Being in love, but being apart, sucks. My partner and I dated long distance for three years from Washington, D.C. to London, England. The time we were able to spend together was awesome, but fleeting. Until we were finally able to move him over, we came up with a few ways to help keep the relationship on track.
1. Send good morning emails.
Every day we would send a “good morning” email to each other. With the time difference, I’d send his just before going to bed, and he’d send me one on his way to work. Waking up to an empty bed is never great, but knowing that there would be a loving email sitting in my inbox when I rolled over to my phone was reassuring and comforting. We’d try and make them four or five paragraphs long and the time it took to write them was a way of showing each other how much we care. Even after a long day when all I wanted to do was sleep, I’d force myself to stay awake long enough to get him one.
2. Make over-the-top gestures.

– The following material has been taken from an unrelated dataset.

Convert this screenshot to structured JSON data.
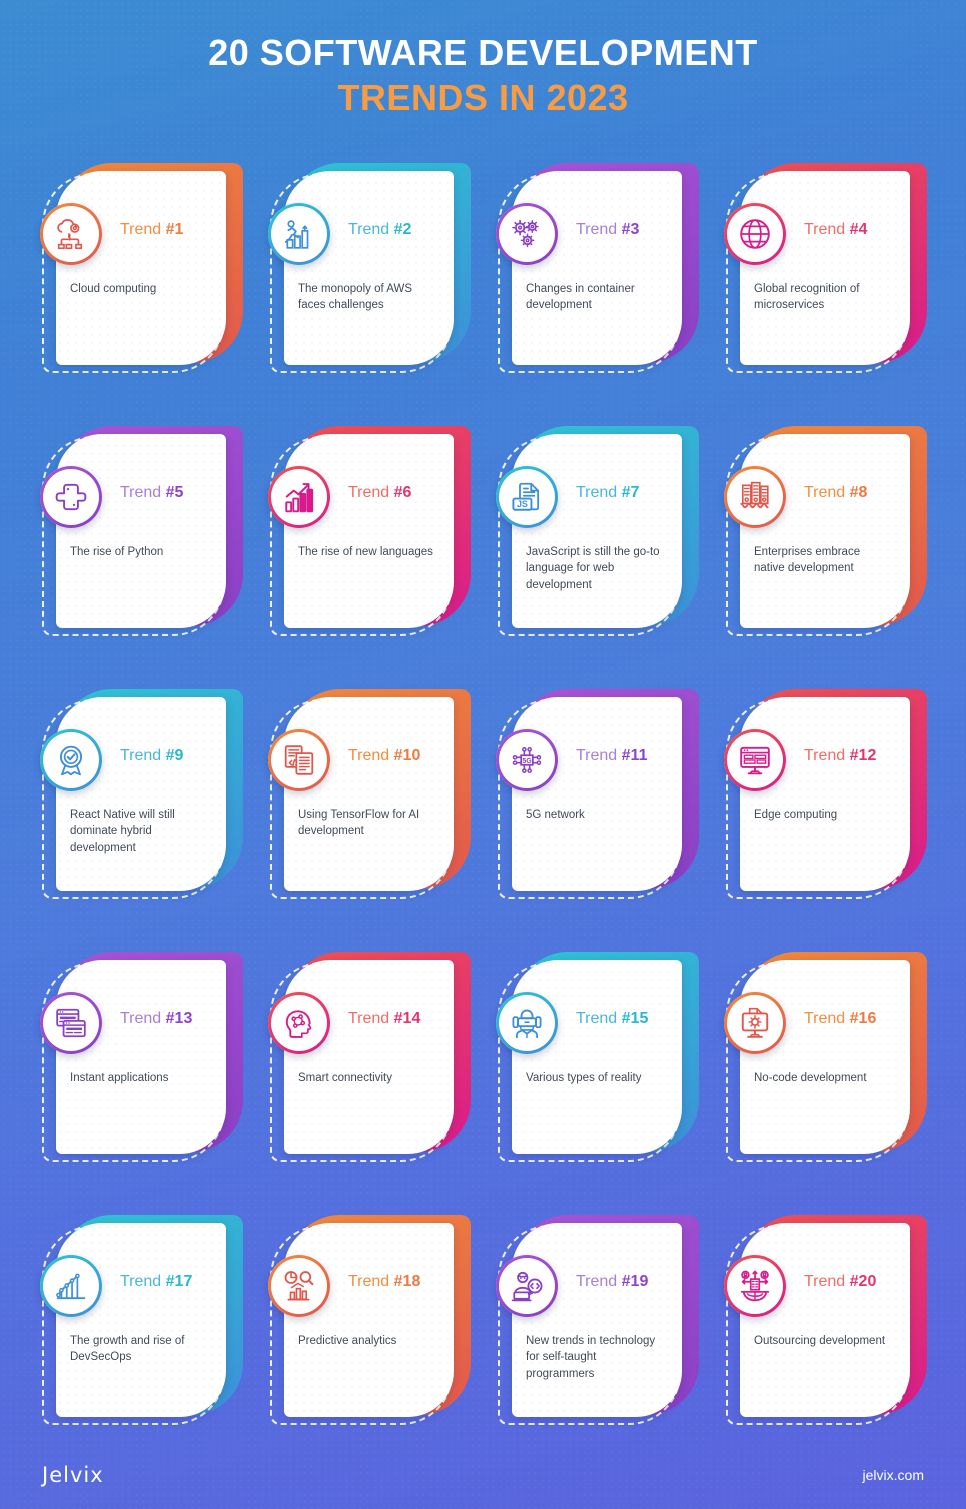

I turned 30 on the 30th of August. Apparently that made it my “golden birthday” (where the year you are turning matches the day of the month). Andy had the great idea of sending me a present every day for the month of August, so that on the 30th, I would have received 30 presents for my 30th birthday. Every gift came with a little note explaining why he had chosen it. About seven days in he realized that while the idea was very sweet, the execution was going to be a nightmare—especially as I am notoriously hard to buy for. But he stuck with it, and on August 30th, I opened my 30th present.

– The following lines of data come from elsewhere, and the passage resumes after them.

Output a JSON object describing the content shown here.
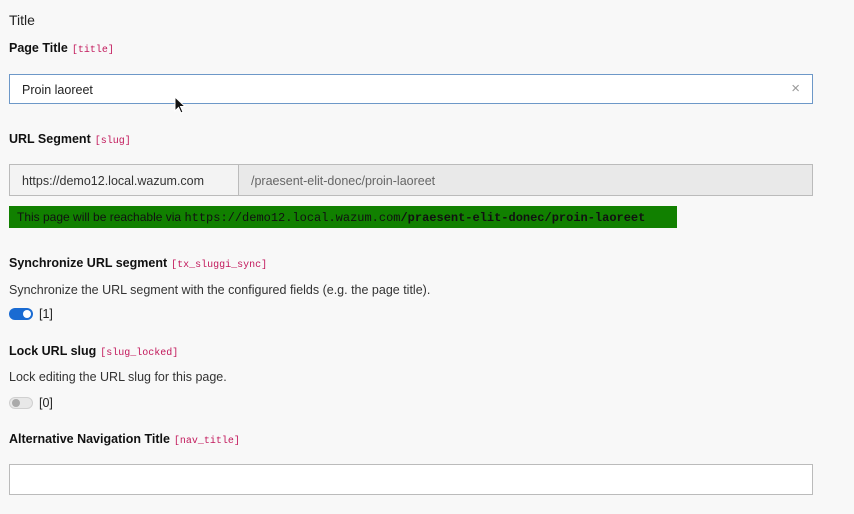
{
  "section": {
    "title": "Title"
  },
  "fields": {
    "page_title": {
      "label": "Page Title",
      "code": "[title]",
      "value": "Proin laoreet",
      "clear_glyph": "×"
    },
    "url_segment": {
      "label": "URL Segment",
      "code": "[slug]",
      "prefix": "https://demo12.local.wazum.com",
      "value": "/praesent-elit-donec/proin-laoreet",
      "reach_prefix": "This page will be reachable via ",
      "reach_host": "https://demo12.local.wazum.com",
      "reach_path": "/praesent-elit-donec/proin-laoreet",
      "reach_bg_color": "#118000"
    },
    "sync": {
      "label": "Synchronize URL segment",
      "code": "[tx_sluggi_sync]",
      "description": "Synchronize the URL segment with the configured fields (e.g. the page title).",
      "state": "on",
      "value_text": "[1]",
      "accent_color": "#1a6bd2"
    },
    "lock": {
      "label": "Lock URL slug",
      "code": "[slug_locked]",
      "description": "Lock editing the URL slug for this page.",
      "state": "off",
      "value_text": "[0]"
    },
    "nav_title": {
      "label": "Alternative Navigation Title",
      "code": "[nav_title]",
      "value": ""
    }
  },
  "colors": {
    "code_tag": "#c2185b",
    "focus_border": "#6d98c8"
  },
  "cursor": {
    "icon": "mouse-pointer-icon"
  }
}
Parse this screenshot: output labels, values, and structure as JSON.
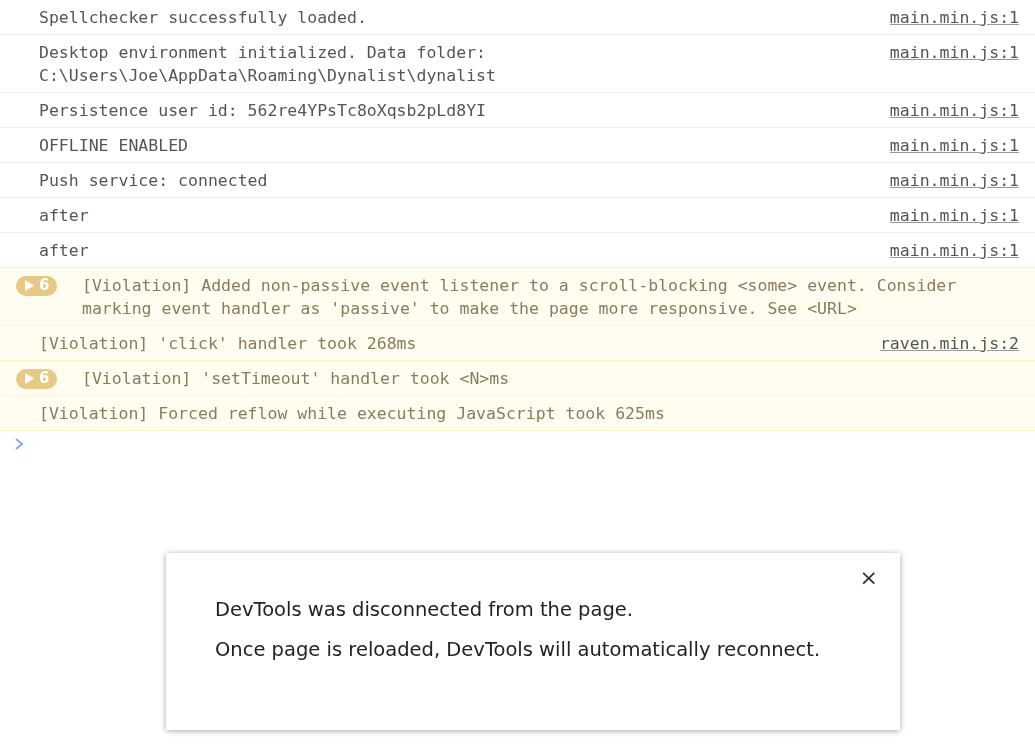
{
  "console": {
    "messages": [
      {
        "kind": "log",
        "lines": [
          "Spellchecker successfully loaded."
        ],
        "source": "main.min.js:1"
      },
      {
        "kind": "log",
        "lines": [
          "Desktop environment initialized. Data folder:",
          "C:\\Users\\Joe\\AppData\\Roaming\\Dynalist\\dynalist"
        ],
        "source": "main.min.js:1"
      },
      {
        "kind": "log",
        "lines": [
          "Persistence user id: 562re4YPsTc8oXqsb2pLd8YI"
        ],
        "source": "main.min.js:1"
      },
      {
        "kind": "log",
        "lines": [
          "OFFLINE ENABLED"
        ],
        "source": "main.min.js:1"
      },
      {
        "kind": "log",
        "lines": [
          "Push service: connected"
        ],
        "source": "main.min.js:1"
      },
      {
        "kind": "log",
        "lines": [
          "after"
        ],
        "source": "main.min.js:1"
      },
      {
        "kind": "log",
        "lines": [
          "after"
        ],
        "source": "main.min.js:1"
      },
      {
        "kind": "violation",
        "count": "6",
        "lines": [
          "[Violation] Added non-passive event listener to a scroll-blocking <some> event. Consider",
          "marking event handler as 'passive' to make the page more responsive. See <URL>"
        ]
      },
      {
        "kind": "violation",
        "lines": [
          "[Violation] 'click' handler took 268ms"
        ],
        "source": "raven.min.js:2"
      },
      {
        "kind": "violation",
        "count": "6",
        "lines": [
          "[Violation] 'setTimeout' handler took <N>ms"
        ]
      },
      {
        "kind": "violation",
        "lines": [
          "[Violation] Forced reflow while executing JavaScript took 625ms"
        ]
      }
    ]
  },
  "dialog": {
    "close": "×",
    "messages": [
      "DevTools was disconnected from the page.",
      "Once page is reloaded, DevTools will automatically reconnect."
    ]
  }
}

Some were practical (I have to have a cup of tea in the mornings and I’m always running late for work, so he bought me a thermos so I could drink my tea on the way to work), some were silly (we went to China and saw the Terracotta Warriors and he merged together pictures of him posing like a Terracotta Warrior in various stages of undress), and some were very sweet (he wrote a 30-page book called “The Story of Us” which detailed how we met and all the trips we had been on). It was way over the top and took him a huge amount of time, but the effort he put in blew me away.

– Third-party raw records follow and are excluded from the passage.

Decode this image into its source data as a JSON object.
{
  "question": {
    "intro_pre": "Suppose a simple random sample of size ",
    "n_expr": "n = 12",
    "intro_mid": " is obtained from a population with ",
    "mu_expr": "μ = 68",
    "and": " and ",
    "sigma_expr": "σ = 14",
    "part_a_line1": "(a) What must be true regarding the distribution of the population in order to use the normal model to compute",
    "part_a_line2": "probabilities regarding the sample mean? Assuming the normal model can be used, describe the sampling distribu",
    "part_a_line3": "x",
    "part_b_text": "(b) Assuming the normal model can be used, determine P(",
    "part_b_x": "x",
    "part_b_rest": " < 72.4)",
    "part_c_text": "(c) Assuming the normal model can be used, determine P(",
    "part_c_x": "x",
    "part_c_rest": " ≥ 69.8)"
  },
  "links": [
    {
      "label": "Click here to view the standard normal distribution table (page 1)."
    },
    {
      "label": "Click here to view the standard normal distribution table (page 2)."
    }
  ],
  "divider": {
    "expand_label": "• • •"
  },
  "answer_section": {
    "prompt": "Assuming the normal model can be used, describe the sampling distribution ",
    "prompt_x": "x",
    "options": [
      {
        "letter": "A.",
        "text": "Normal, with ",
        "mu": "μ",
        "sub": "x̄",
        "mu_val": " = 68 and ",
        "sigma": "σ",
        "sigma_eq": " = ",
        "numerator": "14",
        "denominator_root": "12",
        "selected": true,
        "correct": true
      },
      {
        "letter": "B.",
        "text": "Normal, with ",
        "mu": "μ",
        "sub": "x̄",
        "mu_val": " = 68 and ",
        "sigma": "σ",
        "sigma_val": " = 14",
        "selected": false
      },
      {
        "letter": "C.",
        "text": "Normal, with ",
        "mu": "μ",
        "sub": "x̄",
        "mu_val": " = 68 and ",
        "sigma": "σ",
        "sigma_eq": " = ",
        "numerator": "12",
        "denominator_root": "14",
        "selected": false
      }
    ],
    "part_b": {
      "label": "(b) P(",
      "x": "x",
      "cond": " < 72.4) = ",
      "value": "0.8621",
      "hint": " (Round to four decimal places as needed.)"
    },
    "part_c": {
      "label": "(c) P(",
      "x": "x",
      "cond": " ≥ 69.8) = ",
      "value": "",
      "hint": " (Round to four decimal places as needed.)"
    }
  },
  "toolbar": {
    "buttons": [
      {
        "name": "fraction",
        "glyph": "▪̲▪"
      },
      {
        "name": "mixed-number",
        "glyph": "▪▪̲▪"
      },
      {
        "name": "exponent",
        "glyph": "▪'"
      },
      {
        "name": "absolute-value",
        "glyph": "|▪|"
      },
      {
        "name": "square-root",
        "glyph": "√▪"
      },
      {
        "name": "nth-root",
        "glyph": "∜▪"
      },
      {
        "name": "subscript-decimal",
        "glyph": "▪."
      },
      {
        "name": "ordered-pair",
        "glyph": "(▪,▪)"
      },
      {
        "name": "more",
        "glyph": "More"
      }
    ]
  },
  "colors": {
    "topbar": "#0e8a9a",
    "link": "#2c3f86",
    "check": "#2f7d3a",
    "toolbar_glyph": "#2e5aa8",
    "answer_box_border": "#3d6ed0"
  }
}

3. Resolve fights.
“Never go to bed angry” is a piece of advice I'm sure everyone has been given at some point. When you live with someone, no amount of rolling over and attempting to ignore your partner will prevent them from continuing to argue with you if they want to. When you're long distance, if you hang up the phone or end that FaceTime, there is nothing they can do to continue the argument without you re-engaging.
He tends to shut down when we fight whereas I am more confrontational, so it would have been really, really easy for him to end the calls/FaceTime and go to bed without resolving a fight. As much as he hated arguing, he forced himself to keep the conversations going and the communication flowing because he knew deep down, that was the best thing for our relationship. That big red circle with a phone in it is NOT your friend!
4. Work remotely to extend trips.
Obviously the best thing we could do while long distance was make a trip to see each other. Whenever Andy came over to the States, he always tried to work a day or two remotely, so we could extend his trip from a long weekend, to closer to a week. Remote working is awesome, but still something a bunch of companies struggle with. We made sure that when I visited England, I got to know his bosses so that we were more likely to get their buy-in when it came to him requesting to work a few days from the U.S.
Building a relationship with his bosses helped with them being sympathetic to our situation, and whenever Andy did work from my place, he always made sure he went over and above what he would normally do in a day, so that nobody could criticize him for working remotely and hinder his chances of being able to do it again.
Alternatively, you can do what I did and become your own boss. I started my own company, EquityEats, which provides capital to small businesses but instead of them having to pay us back with cash, they give us credit to the business, which we sell as high-dollar gift cards to their local community. Being an entrepreneur is a TON of work, but it did allow me to be flexible with my schedule, working from England so I could spend more time with Andy.
Our relationship was by no means smooth sailing—it still isn’t! There were plenty of times during our time apart when I questioned whether it was worth all the hassle, but following the above strategies made sure that the answer, while not always immediate, was always 100 percent in the affirmative.
Being successful in a long-distance relationship requires you both to get super good at communicating. Most of the time, talking’s all you’ve got! To those currently struggling through a long distance relationship, please know that the communication skills we developed during our time apart have undoubtedly helped make mine and Andy’s relationship stronger. So while long distance isn’t ideal, focus on the good that can come from it.